If the worst happens, the crisis will assume dimensions far more threatening than the conflicts in Croatia and Bosnia-Herzegovina. Terrible though these wars have been, they are nonetheless confined within the old Yugoslav borders. This time, the fighting is poised to suck in Greece, Albania, Bulgaria and Turkey, not to mention Serbia and the former Yugoslav republic of Macedonia. Both Greece and Turkey are NATO members, meaning that the Western alliance would be automatically involved. and Russia could hardly be indifferent to so dangerous a conflict next to its borders.

The immediate source of tension seems trivial: What name should former Yugoslav Macedonia adopt to win diplomatic recognition? Its Slav leaders naturally want to stick with Macedonia, which they have used since 1944. But Greece argues that the name has been exclusively Greek for 2, 700 years, and that its use by another state implies a claim on the northern Greek region of Macedonia, of which Salonika is the capital.

Salonika has seen it all before: in 597, when the Slavs and Avars attacked the port; in the 15th century, when the Turks conquered it; in 1912, when the Greek army captured it, and in 1943, when the Nazis deported 50, 000 Sephardic Jews, or one in five of Salonika's people, to Auschwitz.

Outraged Greeks point to maps published in Yugoslav Macedonia that refer to Salonika by its Slavic name, Solun, implying that a Greater Macedonian state should be created at Greece's expense.

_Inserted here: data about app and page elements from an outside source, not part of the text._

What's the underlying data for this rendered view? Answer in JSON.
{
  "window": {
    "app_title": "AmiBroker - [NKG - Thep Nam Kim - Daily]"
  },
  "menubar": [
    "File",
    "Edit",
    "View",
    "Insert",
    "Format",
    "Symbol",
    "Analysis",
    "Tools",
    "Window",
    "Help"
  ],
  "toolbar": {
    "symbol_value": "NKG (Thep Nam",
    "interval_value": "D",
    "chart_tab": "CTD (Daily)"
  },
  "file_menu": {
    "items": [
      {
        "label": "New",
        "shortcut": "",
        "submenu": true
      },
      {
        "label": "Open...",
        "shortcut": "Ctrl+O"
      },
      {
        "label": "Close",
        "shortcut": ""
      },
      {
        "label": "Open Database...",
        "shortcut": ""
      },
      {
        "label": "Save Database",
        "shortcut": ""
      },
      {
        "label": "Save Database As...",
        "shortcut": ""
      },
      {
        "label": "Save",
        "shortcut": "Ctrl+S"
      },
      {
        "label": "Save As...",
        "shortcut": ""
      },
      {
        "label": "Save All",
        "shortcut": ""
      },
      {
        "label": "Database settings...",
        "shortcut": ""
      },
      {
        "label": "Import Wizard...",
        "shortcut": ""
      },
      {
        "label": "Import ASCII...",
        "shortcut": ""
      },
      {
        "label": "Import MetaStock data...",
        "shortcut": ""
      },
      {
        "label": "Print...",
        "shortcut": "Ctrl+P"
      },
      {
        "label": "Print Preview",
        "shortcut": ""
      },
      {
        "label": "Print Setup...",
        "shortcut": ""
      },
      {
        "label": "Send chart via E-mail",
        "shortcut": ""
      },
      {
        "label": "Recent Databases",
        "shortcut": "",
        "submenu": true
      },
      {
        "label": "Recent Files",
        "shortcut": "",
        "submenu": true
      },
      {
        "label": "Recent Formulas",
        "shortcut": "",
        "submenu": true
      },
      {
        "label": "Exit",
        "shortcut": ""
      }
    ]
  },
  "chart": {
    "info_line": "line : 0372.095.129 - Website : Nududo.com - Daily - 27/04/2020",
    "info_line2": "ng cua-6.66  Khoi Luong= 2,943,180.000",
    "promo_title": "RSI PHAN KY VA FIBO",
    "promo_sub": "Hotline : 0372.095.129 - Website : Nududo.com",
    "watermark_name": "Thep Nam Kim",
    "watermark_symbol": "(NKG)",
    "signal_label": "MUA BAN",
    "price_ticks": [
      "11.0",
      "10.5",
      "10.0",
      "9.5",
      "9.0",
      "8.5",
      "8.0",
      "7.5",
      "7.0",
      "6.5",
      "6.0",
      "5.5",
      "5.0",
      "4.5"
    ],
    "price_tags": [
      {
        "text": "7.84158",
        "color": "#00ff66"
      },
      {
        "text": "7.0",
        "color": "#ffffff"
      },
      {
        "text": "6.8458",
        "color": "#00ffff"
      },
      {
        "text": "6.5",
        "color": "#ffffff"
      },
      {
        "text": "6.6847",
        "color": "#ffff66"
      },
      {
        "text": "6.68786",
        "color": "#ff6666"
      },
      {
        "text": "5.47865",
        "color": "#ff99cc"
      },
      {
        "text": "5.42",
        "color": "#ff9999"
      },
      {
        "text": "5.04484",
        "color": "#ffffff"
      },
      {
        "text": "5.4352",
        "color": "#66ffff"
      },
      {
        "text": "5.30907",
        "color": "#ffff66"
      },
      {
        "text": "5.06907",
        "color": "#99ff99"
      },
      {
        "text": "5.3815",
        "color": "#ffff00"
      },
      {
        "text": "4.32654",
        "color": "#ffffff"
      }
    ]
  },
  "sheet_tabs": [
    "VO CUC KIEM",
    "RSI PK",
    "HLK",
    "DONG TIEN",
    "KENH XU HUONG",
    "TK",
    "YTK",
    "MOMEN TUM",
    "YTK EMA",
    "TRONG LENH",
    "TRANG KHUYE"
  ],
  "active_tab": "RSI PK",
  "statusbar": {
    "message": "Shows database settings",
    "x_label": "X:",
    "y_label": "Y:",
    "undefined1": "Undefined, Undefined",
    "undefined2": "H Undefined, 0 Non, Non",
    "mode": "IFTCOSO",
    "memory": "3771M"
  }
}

In Bulgaria, nationalists proclaim that Slav Macedonians are really Bulgarians and that Bulgaria should annex the territory as it did, briefly, in 1878. In Serbia, there are calls for Macedonia to be ruled from Belgrade, as it was between the two world wars.

Meanwhile, a tiny, poor, landlocked republic is lurching from crisis to crisis. Its economy is crippled by a Greek blockade and the indirect impact of anti-Serbian sanctions. Its government is in turmoil because of the failure to win international recognition, and because of tensions with the republic's ethnic Albanian minority.

Last weekend's European Community summit in Edinburgh did little to address these matters. It may prove a costly mistake. For the longer the Macedonian deadlock goes on, the more tragic the outcome is likely to be.

Tony Barber, who takes over this column from Peter Gumbel, is the East European editor of the Independent.